Data records:
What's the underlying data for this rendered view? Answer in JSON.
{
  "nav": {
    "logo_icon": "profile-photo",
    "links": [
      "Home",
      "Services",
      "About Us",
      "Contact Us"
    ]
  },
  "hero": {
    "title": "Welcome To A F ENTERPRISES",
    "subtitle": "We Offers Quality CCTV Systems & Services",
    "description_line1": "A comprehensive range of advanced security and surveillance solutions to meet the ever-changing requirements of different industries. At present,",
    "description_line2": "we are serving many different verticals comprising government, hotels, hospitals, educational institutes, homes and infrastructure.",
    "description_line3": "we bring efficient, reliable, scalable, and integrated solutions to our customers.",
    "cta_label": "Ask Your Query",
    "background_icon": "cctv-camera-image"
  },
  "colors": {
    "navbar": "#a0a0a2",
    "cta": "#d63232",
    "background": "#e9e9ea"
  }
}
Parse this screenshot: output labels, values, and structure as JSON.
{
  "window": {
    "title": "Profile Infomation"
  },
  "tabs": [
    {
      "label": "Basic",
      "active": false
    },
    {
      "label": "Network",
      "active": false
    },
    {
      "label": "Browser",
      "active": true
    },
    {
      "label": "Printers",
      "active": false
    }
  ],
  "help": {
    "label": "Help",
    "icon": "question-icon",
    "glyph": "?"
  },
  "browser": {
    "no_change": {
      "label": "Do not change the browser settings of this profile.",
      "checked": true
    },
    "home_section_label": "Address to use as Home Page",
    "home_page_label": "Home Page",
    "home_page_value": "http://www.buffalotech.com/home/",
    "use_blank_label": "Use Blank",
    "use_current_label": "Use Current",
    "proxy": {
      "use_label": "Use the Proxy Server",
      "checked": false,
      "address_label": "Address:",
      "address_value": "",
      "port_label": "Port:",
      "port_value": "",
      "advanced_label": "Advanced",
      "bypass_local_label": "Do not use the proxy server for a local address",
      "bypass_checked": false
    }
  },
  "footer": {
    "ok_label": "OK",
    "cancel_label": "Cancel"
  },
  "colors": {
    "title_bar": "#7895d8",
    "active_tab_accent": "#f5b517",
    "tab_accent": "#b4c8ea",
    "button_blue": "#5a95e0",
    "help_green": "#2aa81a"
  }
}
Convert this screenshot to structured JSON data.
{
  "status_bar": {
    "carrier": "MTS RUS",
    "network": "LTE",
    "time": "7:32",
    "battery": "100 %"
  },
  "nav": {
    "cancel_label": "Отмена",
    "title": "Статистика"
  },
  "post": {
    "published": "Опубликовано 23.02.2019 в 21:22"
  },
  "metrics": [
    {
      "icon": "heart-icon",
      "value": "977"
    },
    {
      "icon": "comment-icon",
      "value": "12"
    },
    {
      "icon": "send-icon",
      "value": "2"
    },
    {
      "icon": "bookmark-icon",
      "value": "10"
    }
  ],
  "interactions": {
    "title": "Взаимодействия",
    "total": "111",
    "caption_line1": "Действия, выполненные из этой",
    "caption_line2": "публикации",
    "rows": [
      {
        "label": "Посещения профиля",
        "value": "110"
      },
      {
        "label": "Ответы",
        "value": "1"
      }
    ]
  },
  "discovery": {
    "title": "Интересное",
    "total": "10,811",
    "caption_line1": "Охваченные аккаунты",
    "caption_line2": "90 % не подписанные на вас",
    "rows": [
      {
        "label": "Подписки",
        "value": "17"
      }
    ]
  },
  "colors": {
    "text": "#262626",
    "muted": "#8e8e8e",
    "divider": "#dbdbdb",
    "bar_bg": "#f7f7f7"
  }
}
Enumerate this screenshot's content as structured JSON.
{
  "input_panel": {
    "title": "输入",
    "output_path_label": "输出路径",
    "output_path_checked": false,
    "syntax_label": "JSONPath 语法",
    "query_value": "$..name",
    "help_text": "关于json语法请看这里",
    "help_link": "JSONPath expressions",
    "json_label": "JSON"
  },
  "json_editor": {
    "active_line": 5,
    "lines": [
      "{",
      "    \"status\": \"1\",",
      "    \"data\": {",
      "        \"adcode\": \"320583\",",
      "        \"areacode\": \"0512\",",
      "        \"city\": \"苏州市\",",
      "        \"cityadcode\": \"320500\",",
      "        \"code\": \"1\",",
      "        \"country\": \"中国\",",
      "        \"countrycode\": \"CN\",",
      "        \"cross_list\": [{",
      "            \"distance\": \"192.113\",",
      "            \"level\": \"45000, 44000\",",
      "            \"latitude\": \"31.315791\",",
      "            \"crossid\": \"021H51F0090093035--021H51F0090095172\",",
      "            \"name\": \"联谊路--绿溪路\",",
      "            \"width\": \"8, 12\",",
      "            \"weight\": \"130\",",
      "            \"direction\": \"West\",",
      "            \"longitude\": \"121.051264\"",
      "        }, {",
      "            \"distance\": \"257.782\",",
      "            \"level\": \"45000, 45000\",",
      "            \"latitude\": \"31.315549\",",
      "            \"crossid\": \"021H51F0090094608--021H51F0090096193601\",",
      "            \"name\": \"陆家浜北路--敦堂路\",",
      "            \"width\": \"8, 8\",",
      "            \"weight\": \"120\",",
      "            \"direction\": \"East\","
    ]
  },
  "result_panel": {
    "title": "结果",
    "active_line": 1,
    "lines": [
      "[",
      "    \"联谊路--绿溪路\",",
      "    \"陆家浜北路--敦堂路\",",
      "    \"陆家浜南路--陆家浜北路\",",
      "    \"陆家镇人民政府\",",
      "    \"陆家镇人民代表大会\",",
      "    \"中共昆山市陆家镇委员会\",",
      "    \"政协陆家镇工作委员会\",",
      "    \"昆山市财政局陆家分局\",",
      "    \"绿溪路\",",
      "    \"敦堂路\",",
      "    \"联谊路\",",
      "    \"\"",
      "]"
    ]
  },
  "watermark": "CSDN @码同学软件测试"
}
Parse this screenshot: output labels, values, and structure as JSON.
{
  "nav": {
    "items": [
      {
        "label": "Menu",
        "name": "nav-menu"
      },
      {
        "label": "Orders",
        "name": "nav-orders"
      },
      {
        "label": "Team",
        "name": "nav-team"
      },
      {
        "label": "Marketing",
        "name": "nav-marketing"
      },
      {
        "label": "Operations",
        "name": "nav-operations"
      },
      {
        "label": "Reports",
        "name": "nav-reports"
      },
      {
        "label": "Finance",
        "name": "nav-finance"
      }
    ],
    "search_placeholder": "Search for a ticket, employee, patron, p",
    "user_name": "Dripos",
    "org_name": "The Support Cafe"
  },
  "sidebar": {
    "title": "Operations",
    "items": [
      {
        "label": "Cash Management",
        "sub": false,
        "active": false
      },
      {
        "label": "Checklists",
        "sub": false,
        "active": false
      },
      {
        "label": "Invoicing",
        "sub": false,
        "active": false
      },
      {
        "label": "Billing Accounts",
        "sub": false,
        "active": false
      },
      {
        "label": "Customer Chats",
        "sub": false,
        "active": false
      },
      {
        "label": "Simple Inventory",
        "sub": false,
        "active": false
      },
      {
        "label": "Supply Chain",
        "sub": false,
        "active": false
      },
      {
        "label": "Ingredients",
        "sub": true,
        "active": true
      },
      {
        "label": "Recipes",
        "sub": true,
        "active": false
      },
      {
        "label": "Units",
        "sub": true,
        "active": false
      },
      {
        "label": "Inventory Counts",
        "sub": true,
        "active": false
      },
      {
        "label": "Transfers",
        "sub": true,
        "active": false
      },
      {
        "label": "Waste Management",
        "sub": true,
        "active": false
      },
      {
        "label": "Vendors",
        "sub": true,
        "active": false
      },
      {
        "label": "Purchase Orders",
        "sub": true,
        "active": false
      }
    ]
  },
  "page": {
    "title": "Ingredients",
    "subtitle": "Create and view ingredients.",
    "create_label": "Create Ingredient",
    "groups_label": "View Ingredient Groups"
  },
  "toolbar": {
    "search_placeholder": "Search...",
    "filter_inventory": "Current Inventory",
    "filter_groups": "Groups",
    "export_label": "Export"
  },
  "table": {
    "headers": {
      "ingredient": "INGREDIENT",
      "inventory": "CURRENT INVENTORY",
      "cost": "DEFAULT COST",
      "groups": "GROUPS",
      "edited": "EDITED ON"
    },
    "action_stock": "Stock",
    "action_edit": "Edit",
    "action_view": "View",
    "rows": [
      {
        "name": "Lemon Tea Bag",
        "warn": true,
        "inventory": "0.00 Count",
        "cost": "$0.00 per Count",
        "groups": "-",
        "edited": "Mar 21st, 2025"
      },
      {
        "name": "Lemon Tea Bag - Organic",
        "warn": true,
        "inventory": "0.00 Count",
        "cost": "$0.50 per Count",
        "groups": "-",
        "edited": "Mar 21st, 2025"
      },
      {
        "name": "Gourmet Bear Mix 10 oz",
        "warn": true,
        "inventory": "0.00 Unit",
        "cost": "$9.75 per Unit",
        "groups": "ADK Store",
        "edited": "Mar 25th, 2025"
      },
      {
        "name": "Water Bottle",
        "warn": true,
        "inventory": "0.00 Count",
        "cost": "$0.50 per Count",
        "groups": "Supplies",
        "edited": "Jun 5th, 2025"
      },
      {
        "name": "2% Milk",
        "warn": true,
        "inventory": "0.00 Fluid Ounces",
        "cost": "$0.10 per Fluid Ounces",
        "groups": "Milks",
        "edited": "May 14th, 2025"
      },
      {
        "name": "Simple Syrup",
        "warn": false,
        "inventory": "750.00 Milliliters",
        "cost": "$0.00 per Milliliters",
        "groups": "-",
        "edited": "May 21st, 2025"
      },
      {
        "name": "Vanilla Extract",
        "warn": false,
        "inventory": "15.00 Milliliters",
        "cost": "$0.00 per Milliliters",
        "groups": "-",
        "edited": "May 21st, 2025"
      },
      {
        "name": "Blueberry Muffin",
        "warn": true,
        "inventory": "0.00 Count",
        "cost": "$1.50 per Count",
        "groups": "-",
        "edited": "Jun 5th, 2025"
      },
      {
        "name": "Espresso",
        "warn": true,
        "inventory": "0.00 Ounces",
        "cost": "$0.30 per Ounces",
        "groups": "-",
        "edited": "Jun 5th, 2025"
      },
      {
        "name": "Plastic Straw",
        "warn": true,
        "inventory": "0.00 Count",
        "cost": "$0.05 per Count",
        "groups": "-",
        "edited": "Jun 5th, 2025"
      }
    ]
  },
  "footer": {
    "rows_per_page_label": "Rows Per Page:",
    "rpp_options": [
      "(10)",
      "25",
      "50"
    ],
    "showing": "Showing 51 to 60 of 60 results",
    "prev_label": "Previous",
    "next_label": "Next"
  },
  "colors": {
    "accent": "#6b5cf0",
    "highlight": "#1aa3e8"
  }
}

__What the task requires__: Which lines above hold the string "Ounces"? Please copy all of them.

__Solution to this problem__:
        "inventory": "0.00 Fluid Ounces",
        "cost": "$0.10 per Fluid Ounces",
        "inventory": "0.00 Ounces",
        "cost": "$0.30 per Ounces",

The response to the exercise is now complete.